(Task details): Please set down each record exactly as it appears, but leave out any pictures.

++++++++++

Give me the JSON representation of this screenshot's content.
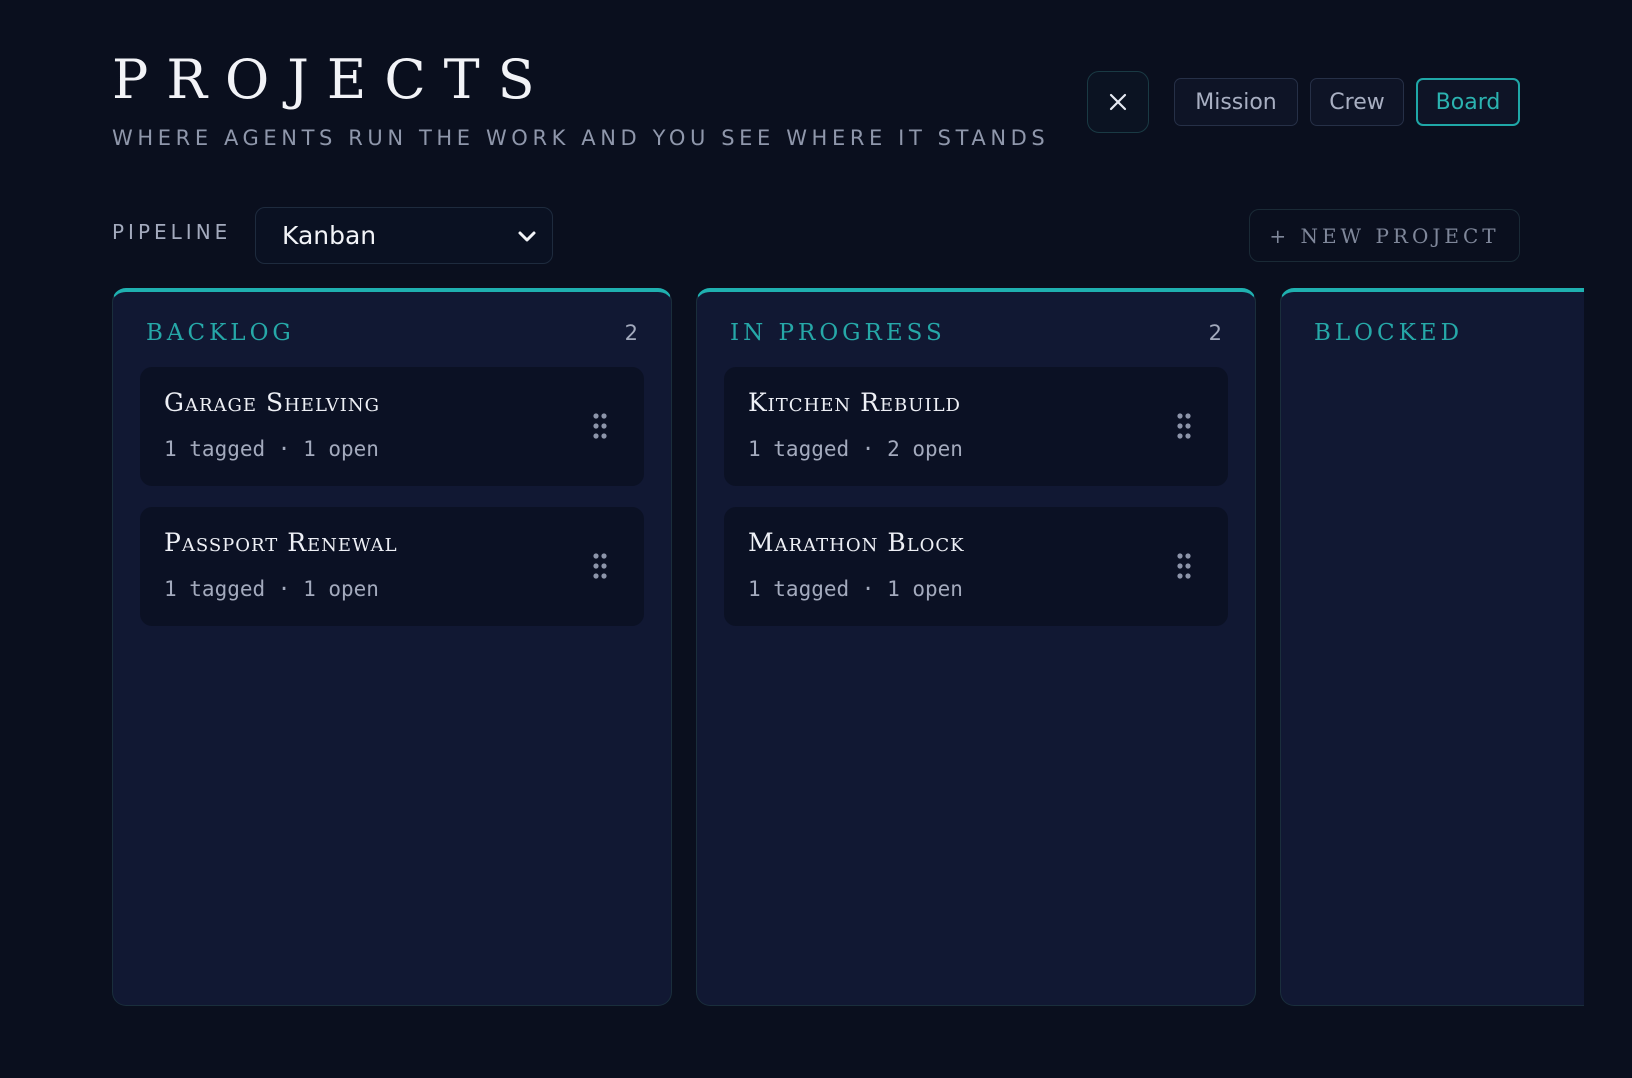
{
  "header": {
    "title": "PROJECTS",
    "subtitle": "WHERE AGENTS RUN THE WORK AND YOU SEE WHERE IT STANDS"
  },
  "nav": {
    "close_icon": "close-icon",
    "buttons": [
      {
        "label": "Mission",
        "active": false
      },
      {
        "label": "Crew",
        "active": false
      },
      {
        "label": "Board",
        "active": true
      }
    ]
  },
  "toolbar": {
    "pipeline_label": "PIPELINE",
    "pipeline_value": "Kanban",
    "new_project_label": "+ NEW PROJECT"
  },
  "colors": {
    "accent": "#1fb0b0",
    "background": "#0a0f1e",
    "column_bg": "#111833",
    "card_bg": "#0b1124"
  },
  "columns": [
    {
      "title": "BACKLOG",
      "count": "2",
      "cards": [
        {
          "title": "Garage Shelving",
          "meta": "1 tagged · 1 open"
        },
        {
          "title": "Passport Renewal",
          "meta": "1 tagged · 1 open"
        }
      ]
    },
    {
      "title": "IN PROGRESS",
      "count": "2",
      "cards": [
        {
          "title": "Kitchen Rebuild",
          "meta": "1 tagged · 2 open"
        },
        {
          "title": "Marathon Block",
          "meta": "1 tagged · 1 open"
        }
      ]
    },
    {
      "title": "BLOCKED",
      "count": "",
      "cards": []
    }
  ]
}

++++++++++

(Exercise output):
Give me the JSON representation of this screenshot's content.
{
  "header": {
    "title": "PROJECTS",
    "subtitle": "WHERE AGENTS RUN THE WORK AND YOU SEE WHERE IT STANDS"
  },
  "nav": {
    "close_icon": "close-icon",
    "buttons": [
      {
        "label": "Mission",
        "active": false
      },
      {
        "label": "Crew",
        "active": false
      },
      {
        "label": "Board",
        "active": true
      }
    ]
  },
  "toolbar": {
    "pipeline_label": "PIPELINE",
    "pipeline_value": "Kanban",
    "new_project_label": "+ NEW PROJECT"
  },
  "colors": {
    "accent": "#1fb0b0",
    "background": "#0a0f1e",
    "column_bg": "#111833",
    "card_bg": "#0b1124"
  },
  "columns": [
    {
      "title": "BACKLOG",
      "count": "2",
      "cards": [
        {
          "title": "Garage Shelving",
          "meta": "1 tagged · 1 open"
        },
        {
          "title": "Passport Renewal",
          "meta": "1 tagged · 1 open"
        }
      ]
    },
    {
      "title": "IN PROGRESS",
      "count": "2",
      "cards": [
        {
          "title": "Kitchen Rebuild",
          "meta": "1 tagged · 2 open"
        },
        {
          "title": "Marathon Block",
          "meta": "1 tagged · 1 open"
        }
      ]
    },
    {
      "title": "BLOCKED",
      "count": "",
      "cards": []
    }
  ]
}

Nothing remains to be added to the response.